Understood, but I Still Want to Add a Filter, Can I?

The answer is, “It depends.”.  It depends on the fan powered terminal unit, the fan it is using, the size of the filter, and the type of filter you would like to add to the unit.

Terminal Unit

Fan powered terminal units are designed to deliver a specific amount of air to the conditioned space to maintain the comfort for the occupants.  This air is controlled by a fan, that is affected by the static pressure in the system.  The fan motor’s ability is shown on a fan curve. For example, the fan curve below is for a Nailor 35S Size 5 series fan powered terminal unit. 

This shows the fan performance with various hot water coils and total static pressures.  The discharge static pressure includes the discharge ducts, diffusers, room distribution requirement, as well as any filters upstream from the fan.  This unit has an induction port that is 14” x 14”.

Filter

Filters separate particulates from the air as it passes through.  As filters become more efficient and can filter small particles, the pressure to push air through them increases.  The pressure drop across the filter also increases with the air velocity over the filter as well as the particulate load.

Analysis

Using the unit above, if we assume the max call for heating is 1,100 CFM and it has 400 CFM of primary air provided by the air handling unit, it will have 700 CFM coming through the induction port.  This will generate an air velocity of 514 ft/min.  At this velocity the static pressure generated by the clean unloaded filter will  be as follows:

Most of the filters aren’t even rated for this high of a velocity and it wouldn’t be recommended.  Even at 100 ft/min, the 1-2" HEPA filter would be .47”, which when combined with the static of the ductwork downstream from the unit, might put the system outside the range of the fan’s operation.

Solution?

One option would be to add a custom boot onto the unit that would allow you to add a larger filter, reducing the velocity across the filter and therefore the static pressure.

For example, you could install a modified “Q” Boot that ran the length of the unit.  For the Nailor 35S Size 5 Discussed, this would increase the filter to 41”x27”.

This would reduce the velocity across the filter to 197 ft/min, which would result in the following pressure drops.

If we assume the downstream ductwork in this example is only .15-.2” of static, the 2” MERV 13 could work in this application and the MERV 8 would be acceptable.

After working through this example, a 1-2" HEPA filter would almost never be acceptable to add to a terminal unit. 1-2" HEPA filters do not work above 150 ft/min face velocity.

Conclusion
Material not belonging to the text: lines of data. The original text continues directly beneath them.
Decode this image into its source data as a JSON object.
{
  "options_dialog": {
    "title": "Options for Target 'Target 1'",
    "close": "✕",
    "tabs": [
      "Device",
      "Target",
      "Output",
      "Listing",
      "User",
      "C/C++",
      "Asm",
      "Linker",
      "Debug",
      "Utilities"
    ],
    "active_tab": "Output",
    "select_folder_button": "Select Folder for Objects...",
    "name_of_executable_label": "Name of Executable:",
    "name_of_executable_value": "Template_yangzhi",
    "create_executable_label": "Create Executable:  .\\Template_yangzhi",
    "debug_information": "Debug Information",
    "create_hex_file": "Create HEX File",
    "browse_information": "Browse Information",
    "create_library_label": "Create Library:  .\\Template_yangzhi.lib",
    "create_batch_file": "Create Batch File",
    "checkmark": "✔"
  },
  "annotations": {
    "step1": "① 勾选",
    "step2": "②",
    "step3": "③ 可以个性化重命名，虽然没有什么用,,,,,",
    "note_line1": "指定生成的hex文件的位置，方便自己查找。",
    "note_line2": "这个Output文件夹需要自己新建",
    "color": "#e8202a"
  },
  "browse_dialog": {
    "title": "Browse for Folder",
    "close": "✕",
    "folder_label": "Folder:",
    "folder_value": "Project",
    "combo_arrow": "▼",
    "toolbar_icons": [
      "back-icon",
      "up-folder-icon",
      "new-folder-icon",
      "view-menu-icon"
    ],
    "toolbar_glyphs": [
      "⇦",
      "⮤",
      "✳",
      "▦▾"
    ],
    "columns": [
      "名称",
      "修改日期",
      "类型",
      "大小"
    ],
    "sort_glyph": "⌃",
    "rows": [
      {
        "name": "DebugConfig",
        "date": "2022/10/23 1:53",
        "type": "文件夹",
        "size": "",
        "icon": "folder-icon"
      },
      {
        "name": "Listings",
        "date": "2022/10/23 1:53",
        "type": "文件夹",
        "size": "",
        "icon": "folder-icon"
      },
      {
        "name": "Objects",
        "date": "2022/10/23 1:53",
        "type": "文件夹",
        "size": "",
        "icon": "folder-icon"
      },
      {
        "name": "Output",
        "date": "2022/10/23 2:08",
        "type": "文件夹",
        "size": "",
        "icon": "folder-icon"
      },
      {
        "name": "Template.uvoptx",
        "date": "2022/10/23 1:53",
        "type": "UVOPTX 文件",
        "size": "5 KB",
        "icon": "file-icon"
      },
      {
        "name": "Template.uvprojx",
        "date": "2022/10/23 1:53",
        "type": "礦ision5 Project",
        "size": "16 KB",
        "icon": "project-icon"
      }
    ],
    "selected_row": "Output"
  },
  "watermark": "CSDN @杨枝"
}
Adding a filter that has greater efficiency than just a throwaway fiberglass filter can be done but could require modifications to the unit.  Each individual unit’s size, design, and operating environment would have to be considered to determine the right route to take to ensure the performance of the unit is not compromised by the addition of the filter. Also, this analysis was done considering the initial pressure drop across the filter.  As the filter is used and becomes “clogged” with filtrants the pressure drop will increase.  This must be considered for replacement schedules depending on how much static pressure you have with the design of the unit.

Additional consideration would have to be given to the cost and potential problems associated with the requirement to change filters regularly if filters are added to the terminal units including:

  • Access to the filter above the ceiling.
  • Items below the access point, including desks, office furniture, and equipment that should not be exposed to the filter changing operations
  • Floors and the required clean up after the ceiling is replaced
  • Damaged Ceiling tiles
  • Cost of labor and filters associated with this process

Nailor has been designing and manufacturing terminal units for over 25 years and is happy to work with you to meet the needs of your project.  If you have any questions regarding terminal units, fan powered terminal units, and filter usage with any air side HVAC equipment please do not hesitate to reach out to Matthew Crump, PE at mcrump@nailor.com.